In view of the above-mentioned arguments, the Constitutional Court made the conclusion that Paragraph 3 of Article 3 of the Law, insofar as it provided that a competition organised prior to the entry into force of this law for the position of the head of a national, state, or municipal theatre or concert establishment was considered invalid if the winner of the competition had been determined but had not taken up the position, was in conflict with the provision “everyone may freely choose an occupation” of Paragraph 1 of Article 48 of the Constitution and the constitutional principle of a state under the rule of law.

In the context of the constitutional justice case at issue, the Constitutional Court also pointed out that the Law on Professional Performing Arts did not prescribe any time limits for the announcement of competitions for the positions of the heads of national, state, or municipal theatres or concert establishments. Such terms had neither been established in the Law on Theatres and Concert Establishments that had been effective prior to the entry into force of the Law on Professional Performing Arts or in the Description of the Procedure for Competitions for the Positions of the Heads of National, State, and Municipal Theatres and Concert Establishments, as adopted by the order of the Minister of Culture on 29 December 2004 in implementing the above-mentioned law, whereby the procedure for organising competitions for the said positions had been regulated. The time limits for announcing the said competitions were established only in the Description of the Procedure for Competitions for the Positions of the Heads of National, State, and Municipal Theatres and Concert Establishments, as approved by the government resolution of 26 April 2017, after this description was adopted in accordance with Paragraph 1 of Article 11 of the Law on Professional Performing Arts. In this respect, it is noted in the ruling of the Constitutional Court that, under the Constitution, assessing the compliance of the acts passed by ministers with the Constitution and (or) laws does not fall under the competence of the Constitutional Court; this is the competence of the respective (competent) administrative court.

By this ruling, the Constitutional Court did not decide the case concerning any specific persons or competitions. The Court recalled the general rule consolidated in the Constitution that the legal force of its decisions is prospective.
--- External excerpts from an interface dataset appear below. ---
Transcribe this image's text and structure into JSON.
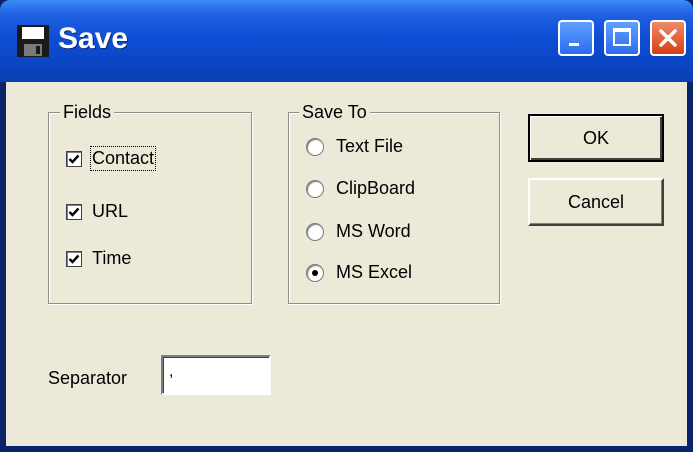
{
  "window": {
    "title": "Save"
  },
  "fields": {
    "label": "Fields",
    "items": [
      {
        "label": "Contact",
        "checked": true
      },
      {
        "label": "URL",
        "checked": true
      },
      {
        "label": "Time",
        "checked": true
      }
    ]
  },
  "save_to": {
    "label": "Save To",
    "options": [
      {
        "label": "Text File",
        "selected": false
      },
      {
        "label": "ClipBoard",
        "selected": false
      },
      {
        "label": "MS Word",
        "selected": false
      },
      {
        "label": "MS Excel",
        "selected": true
      }
    ]
  },
  "buttons": {
    "ok": "OK",
    "cancel": "Cancel"
  },
  "separator": {
    "label": "Separator",
    "value": ","
  }
}
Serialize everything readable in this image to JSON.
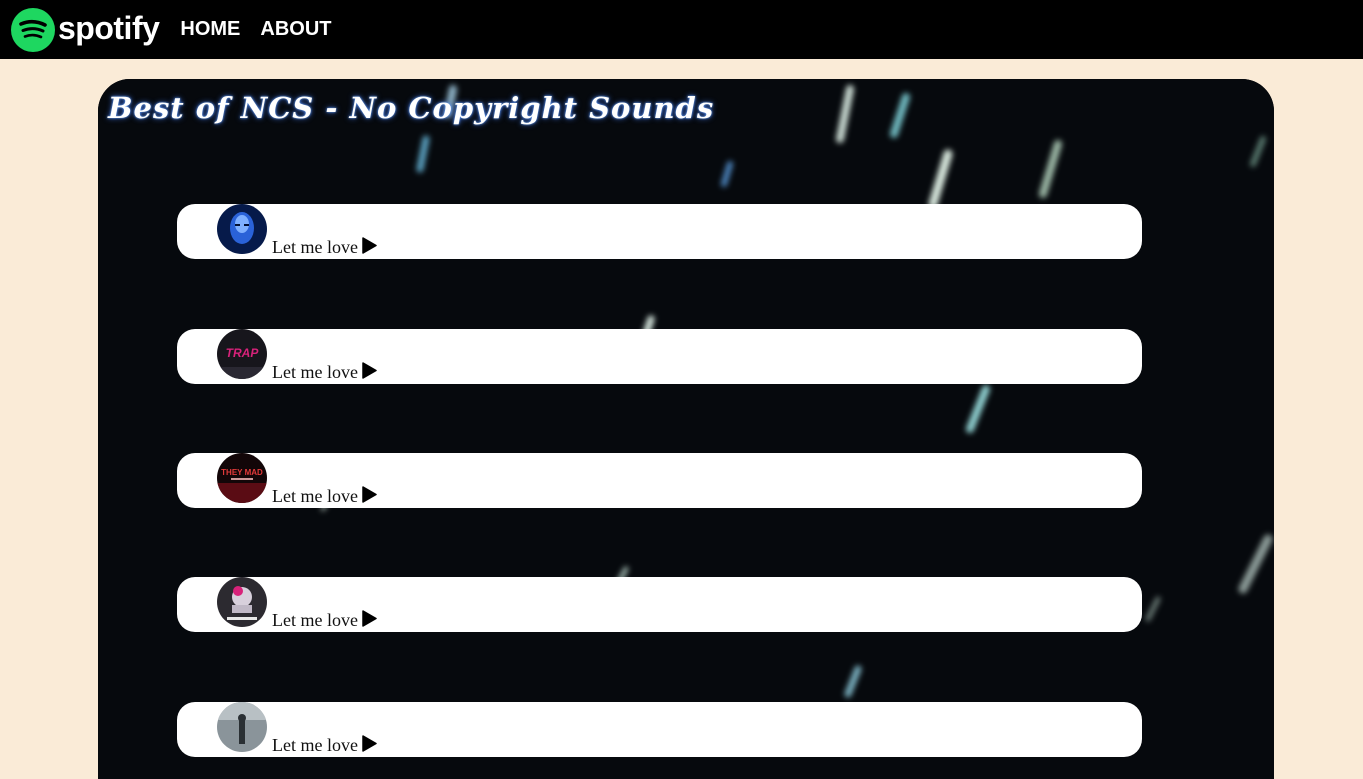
{
  "navbar": {
    "brand": "spotify",
    "links": [
      "HOME",
      "ABOUT"
    ]
  },
  "playlist": {
    "title": "Best of NCS - No Copyright Sounds",
    "songs": [
      {
        "title": "Let me love",
        "cover_icon": "blue-face-cover-art"
      },
      {
        "title": "Let me love",
        "cover_icon": "trap-cover-art"
      },
      {
        "title": "Let me love",
        "cover_icon": "they-mad-cover-art"
      },
      {
        "title": "Let me love",
        "cover_icon": "plug-walk-cover-art"
      },
      {
        "title": "Let me love",
        "cover_icon": "misty-figure-cover-art"
      }
    ]
  },
  "colors": {
    "page_background": "#faebd7",
    "navbar": "#000000",
    "spotify_green": "#1ed760",
    "song_card": "#ffffff"
  }
}
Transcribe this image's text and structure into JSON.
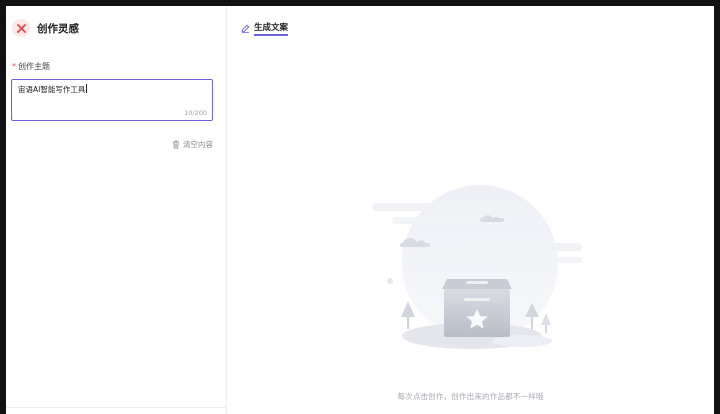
{
  "sidebar": {
    "title": "创作灵感",
    "logo_icon": "close-x-icon",
    "field_label": "创作主题",
    "required_mark": "*",
    "input_value": "宙语AI智能写作工具",
    "counter": "10/200",
    "clear_label": "清空内容"
  },
  "main": {
    "tab_label": "生成文案",
    "empty_message": "每次点击创作，创作出来的作品都不一样哦"
  },
  "colors": {
    "accent": "#6e62e0",
    "required": "#e34d4d",
    "logo_bg": "#fde7e7",
    "logo_fg": "#e34d4d"
  }
}
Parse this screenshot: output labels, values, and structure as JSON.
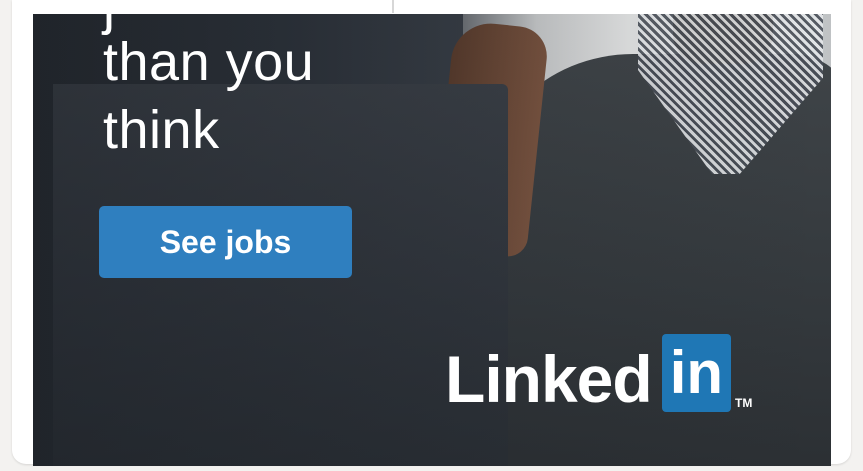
{
  "ad": {
    "headline_partial": "j",
    "headline_line1": "than you",
    "headline_line2": "think",
    "cta_label": "See jobs",
    "logo_text": "Linked",
    "logo_box_text": "in",
    "logo_trademark": "TM"
  },
  "colors": {
    "cta_background": "#2f7fbf",
    "logo_box_background": "#1f77b5",
    "headline_text": "#ffffff"
  }
}
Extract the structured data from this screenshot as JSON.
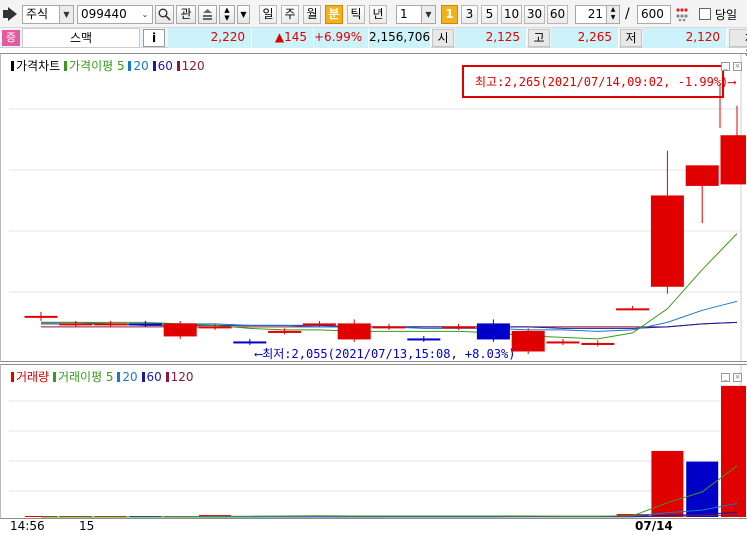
{
  "toolbar": {
    "market_select": "주식",
    "stock_code": "099440",
    "watch_label": "관",
    "period_buttons": [
      "일",
      "주",
      "월",
      "분",
      "틱",
      "년"
    ],
    "active_period": "분",
    "interval_value": "1",
    "interval_presets": [
      "1",
      "3",
      "5",
      "10",
      "30",
      "60"
    ],
    "active_interval": "1",
    "view_count": "21",
    "total_count": "600",
    "separator": "/",
    "same_day_label": "당일"
  },
  "quote": {
    "badge": "증",
    "name": "스맥",
    "info_label": "i",
    "price": "2,220",
    "change": "▲145",
    "change_rate": "+6.99%",
    "volume": "2,156,706",
    "open_label": "시",
    "open": "2,125",
    "high_label": "고",
    "high": "2,265",
    "low_label": "저",
    "low": "2,120",
    "trade_label": "체결강"
  },
  "price_pane": {
    "legend": [
      {
        "label": "가격차트",
        "color": "#000000"
      },
      {
        "label": "가격이평 5",
        "color": "#3a9a1a"
      },
      {
        "label": "20",
        "color": "#1a78c8"
      },
      {
        "label": "60",
        "color": "#1a1aa0"
      },
      {
        "label": "120",
        "color": "#8a1a3a"
      }
    ],
    "high_annotation": "최고:2,265(2021/07/14,09:02, -1.99%)⟶",
    "low_annotation": "⟵최저:2,055(2021/07/13,15:08, +8.03%)"
  },
  "volume_pane": {
    "legend": [
      {
        "label": "거래량",
        "color": "#e00000"
      },
      {
        "label": "거래이평 5",
        "color": "#3a9a1a"
      },
      {
        "label": "20",
        "color": "#1a78c8"
      },
      {
        "label": "60",
        "color": "#1a1aa0"
      },
      {
        "label": "120",
        "color": "#8a1a3a"
      }
    ]
  },
  "time_axis": {
    "labels": [
      "14:56",
      "15",
      "07/14"
    ]
  },
  "colors": {
    "up": "#e00000",
    "down": "#0000c8",
    "ma5": "#3a9a1a",
    "ma20": "#1a78c8",
    "ma60": "#1a1aa0",
    "ma120": "#8a1a3a",
    "active_period": "#f3b21a"
  },
  "chart_data": {
    "type": "candlestick",
    "candles": [
      {
        "open": 2125,
        "close": 2125,
        "high": 2128,
        "low": 2122,
        "dir": "up"
      },
      {
        "open": 2120,
        "close": 2120,
        "high": 2122,
        "low": 2118,
        "dir": "up"
      },
      {
        "open": 2120,
        "close": 2120,
        "high": 2122,
        "low": 2118,
        "dir": "up"
      },
      {
        "open": 2120,
        "close": 2120,
        "high": 2122,
        "low": 2118,
        "dir": "down"
      },
      {
        "open": 2120,
        "close": 2112,
        "high": 2122,
        "low": 2110,
        "dir": "up"
      },
      {
        "open": 2118,
        "close": 2118,
        "high": 2120,
        "low": 2116,
        "dir": "up"
      },
      {
        "open": 2108,
        "close": 2108,
        "high": 2110,
        "low": 2106,
        "dir": "down"
      },
      {
        "open": 2115,
        "close": 2115,
        "high": 2117,
        "low": 2113,
        "dir": "up"
      },
      {
        "open": 2120,
        "close": 2120,
        "high": 2122,
        "low": 2118,
        "dir": "up"
      },
      {
        "open": 2120,
        "close": 2110,
        "high": 2123,
        "low": 2108,
        "dir": "up"
      },
      {
        "open": 2118,
        "close": 2118,
        "high": 2120,
        "low": 2116,
        "dir": "up"
      },
      {
        "open": 2110,
        "close": 2110,
        "high": 2112,
        "low": 2108,
        "dir": "down"
      },
      {
        "open": 2118,
        "close": 2118,
        "high": 2120,
        "low": 2116,
        "dir": "up"
      },
      {
        "open": 2120,
        "close": 2110,
        "high": 2123,
        "low": 2108,
        "dir": "down"
      },
      {
        "open": 2115,
        "close": 2102,
        "high": 2117,
        "low": 2100,
        "dir": "up"
      },
      {
        "open": 2108,
        "close": 2108,
        "high": 2110,
        "low": 2106,
        "dir": "up"
      },
      {
        "open": 2107,
        "close": 2107,
        "high": 2109,
        "low": 2105,
        "dir": "up"
      },
      {
        "open": 2130,
        "close": 2130,
        "high": 2132,
        "low": 2130,
        "dir": "up"
      },
      {
        "open": 2145,
        "close": 2205,
        "high": 2235,
        "low": 2140,
        "dir": "up"
      },
      {
        "open": 2212,
        "close": 2225,
        "high": 2225,
        "low": 2187,
        "dir": "up"
      },
      {
        "open": 2213,
        "close": 2245,
        "high": 2265,
        "low": 2213,
        "dir": "up"
      }
    ],
    "ma5": [
      2121,
      2121,
      2121,
      2121,
      2120,
      2119,
      2117,
      2116,
      2116,
      2115,
      2115,
      2115,
      2115,
      2114,
      2112,
      2111,
      2110,
      2114,
      2130,
      2156,
      2180
    ],
    "ma20": [
      2121,
      2121,
      2120,
      2120,
      2120,
      2120,
      2119,
      2119,
      2118,
      2118,
      2118,
      2117,
      2117,
      2117,
      2116,
      2116,
      2115,
      2116,
      2121,
      2129,
      2135
    ],
    "ma60": [
      2120,
      2120,
      2120,
      2119,
      2119,
      2119,
      2119,
      2119,
      2119,
      2118,
      2118,
      2118,
      2118,
      2118,
      2118,
      2117,
      2117,
      2117,
      2118,
      2120,
      2121
    ],
    "ma120": [
      2118,
      2118,
      2118,
      2118,
      2118,
      2118,
      2118,
      2118,
      2118,
      2118,
      2118,
      2118,
      2118,
      2118,
      2118,
      2118,
      2118,
      2118,
      2118,
      2120,
      2121
    ],
    "y_range": [
      2100,
      2290
    ],
    "volume": [
      {
        "value": 0,
        "dir": "up"
      },
      {
        "value": 0,
        "dir": "up"
      },
      {
        "value": 0,
        "dir": "up"
      },
      {
        "value": 0,
        "dir": "down"
      },
      {
        "value": 1000,
        "dir": "up"
      },
      {
        "value": 2000,
        "dir": "up"
      },
      {
        "value": 1000,
        "dir": "down"
      },
      {
        "value": 1000,
        "dir": "up"
      },
      {
        "value": 1000,
        "dir": "up"
      },
      {
        "value": 1000,
        "dir": "up"
      },
      {
        "value": 1000,
        "dir": "up"
      },
      {
        "value": 1000,
        "dir": "down"
      },
      {
        "value": 1000,
        "dir": "up"
      },
      {
        "value": 1000,
        "dir": "down"
      },
      {
        "value": 1000,
        "dir": "up"
      },
      {
        "value": 0,
        "dir": "up"
      },
      {
        "value": 1000,
        "dir": "up"
      },
      {
        "value": 3000,
        "dir": "up"
      },
      {
        "value": 68000,
        "dir": "up"
      },
      {
        "value": 57000,
        "dir": "down"
      },
      {
        "value": 135000,
        "dir": "up"
      }
    ],
    "vol_ma5": [
      0,
      0,
      0,
      0,
      200,
      600,
      800,
      1000,
      1200,
      1000,
      1000,
      1000,
      1000,
      1000,
      1000,
      800,
      800,
      1200,
      14600,
      25800,
      52600
    ],
    "vol_ma20": [
      0,
      0,
      0,
      0,
      100,
      200,
      300,
      400,
      500,
      600,
      700,
      700,
      800,
      800,
      800,
      800,
      800,
      900,
      4300,
      7100,
      13900
    ],
    "vol_ma60": [
      0,
      0,
      0,
      0,
      0,
      100,
      100,
      200,
      200,
      200,
      300,
      300,
      300,
      300,
      400,
      400,
      400,
      400,
      1600,
      2600,
      4800
    ],
    "vol_ma120": [
      0,
      0,
      0,
      0,
      0,
      0,
      100,
      100,
      100,
      100,
      200,
      200,
      200,
      200,
      200,
      200,
      200,
      200,
      800,
      1300,
      2400
    ],
    "vol_range": [
      0,
      140000
    ]
  }
}
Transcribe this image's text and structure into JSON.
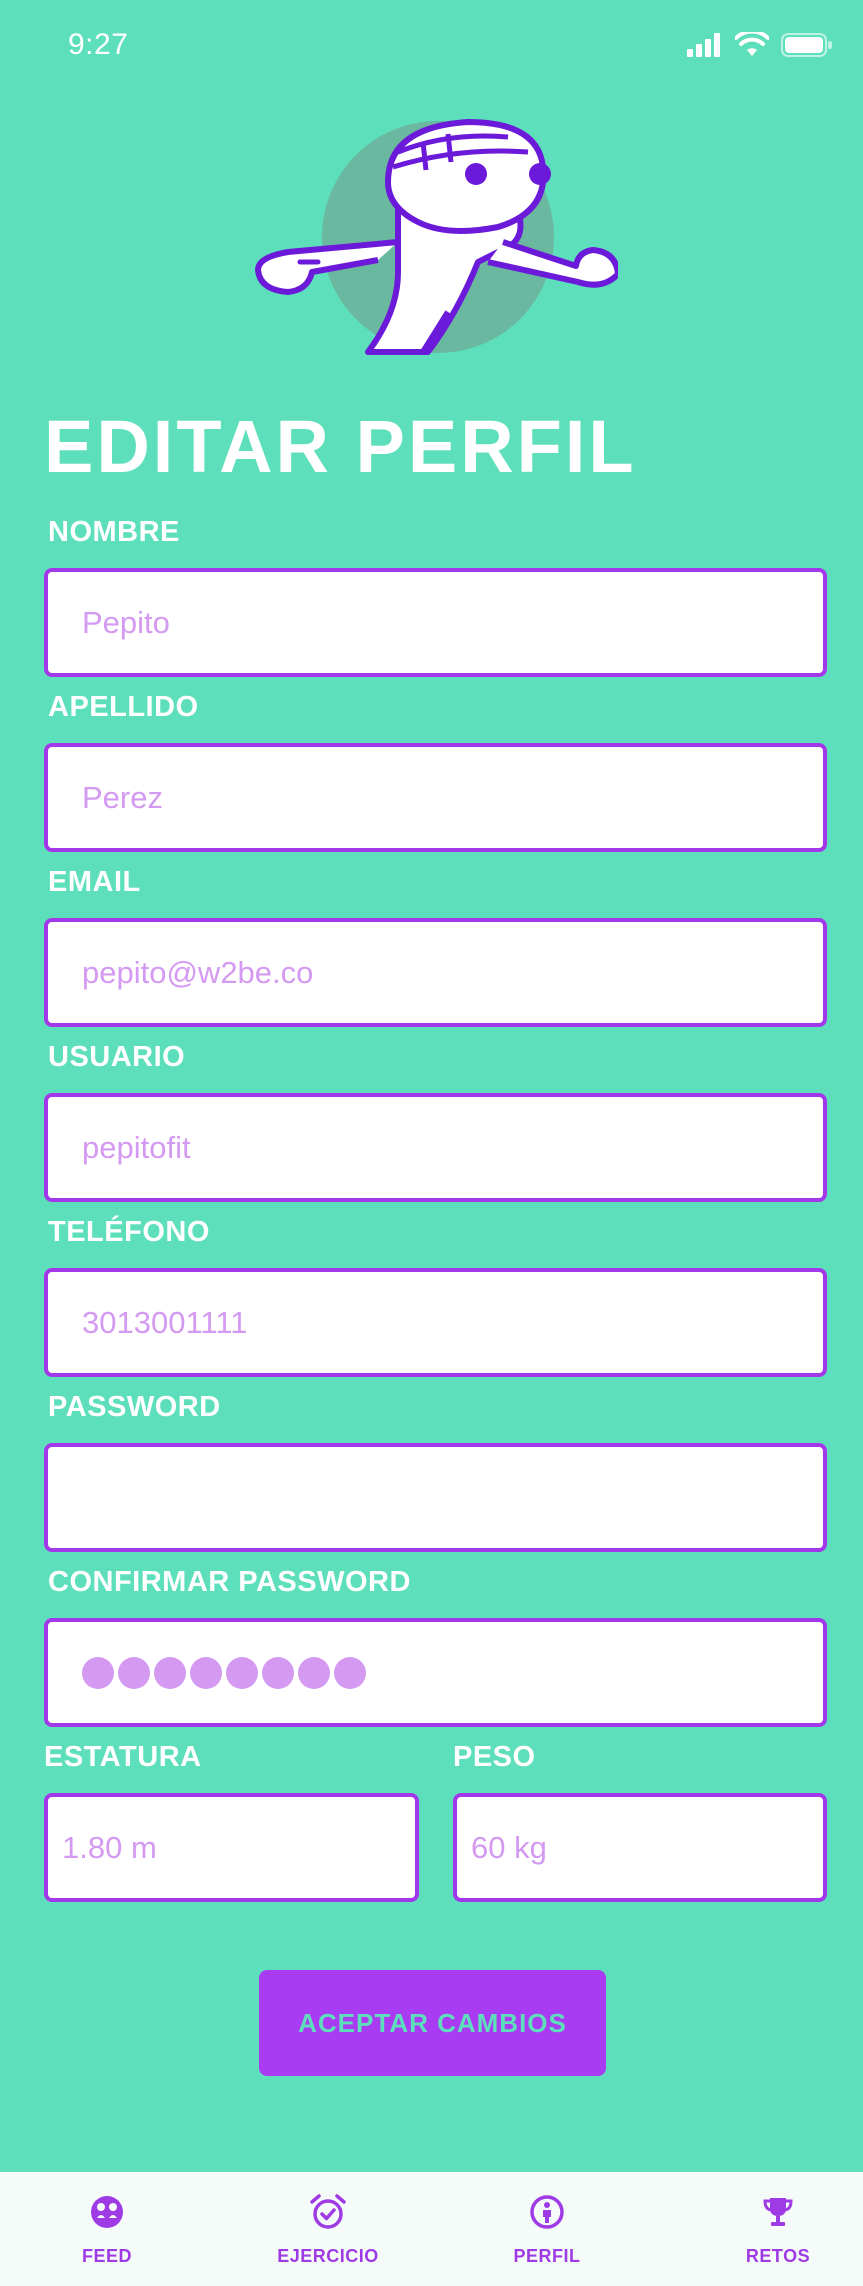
{
  "status_bar": {
    "time": "9:27"
  },
  "header": {
    "title": "EDITAR PERFIL"
  },
  "form": {
    "nombre": {
      "label": "NOMBRE",
      "value": "Pepito"
    },
    "apellido": {
      "label": "APELLIDO",
      "value": "Perez"
    },
    "email": {
      "label": "EMAIL",
      "value": "pepito@w2be.co"
    },
    "usuario": {
      "label": "USUARIO",
      "value": "pepitofit"
    },
    "telefono": {
      "label": "TELÉFONO",
      "value": "3013001111"
    },
    "password": {
      "label": "PASSWORD",
      "value": ""
    },
    "confirm_password": {
      "label": "CONFIRMAR PASSWORD",
      "masked_length": 8
    },
    "estatura": {
      "label": "ESTATURA",
      "value": "1.80 m"
    },
    "peso": {
      "label": "PESO",
      "value": "60 kg"
    }
  },
  "actions": {
    "accept_label": "ACEPTAR CAMBIOS"
  },
  "tab_bar": {
    "items": [
      {
        "label": "FEED",
        "icon": "feed-icon"
      },
      {
        "label": "EJERCICIO",
        "icon": "alarm-check-icon"
      },
      {
        "label": "PERFIL",
        "icon": "person-icon"
      },
      {
        "label": "RETOS",
        "icon": "trophy-icon"
      }
    ]
  },
  "colors": {
    "background": "#5EDFBC",
    "accent": "#A238EA",
    "placeholder_text": "#D49AF1",
    "tab_bar_bg": "#F5FBF9"
  }
}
Thus, the recognition, by means of this ruling, that the legal regulation impugned in this case is in conflict with the Constitution does not in itself restore the legal situation that existed before the entry into force of the Law, i.e. the results of competitions that had taken place before the entry into force of the Law in cases where these results had been annulled by the legal regulation incompliant with the Constitution are not restored in themselves.

In view of the above, the Constitutional Court emphasised that, in considering specific legal disputes linked to competitions for the positions of the heads of national, state, or municipal theatres or concert establishments in cases where these competitions had been organised prior to the entry into force of the Law and whose winners had not taken up the respective office, courts, under Paragraph 1 of Article 109 of the Constitution, while administering justice, must ensure the implementation of the regulation expressed in the Constitution, laws, and other legal acts, must protect human rights and freedoms and the public interest, must consider cases in a fair and objective manner, and must, while adopting decisions, assess the interests and legitimate expectations of the winners of both competitions that were declared invalid under Paragraph 3 of Article 3 of the Law and newly organised competitions for the positions of the heads of the above-mentioned theatres or concert establishments, as well as assess the circumstances of the organisation and implementation of these competitions (thus, also the basis and procedure for organising these competitions).

The full text of this ruling of the Constitutional Court can be found on the website of the Constitutional Court at http://lrkt.lt/lt/teismo-aktai/paieska/135/ta1944/content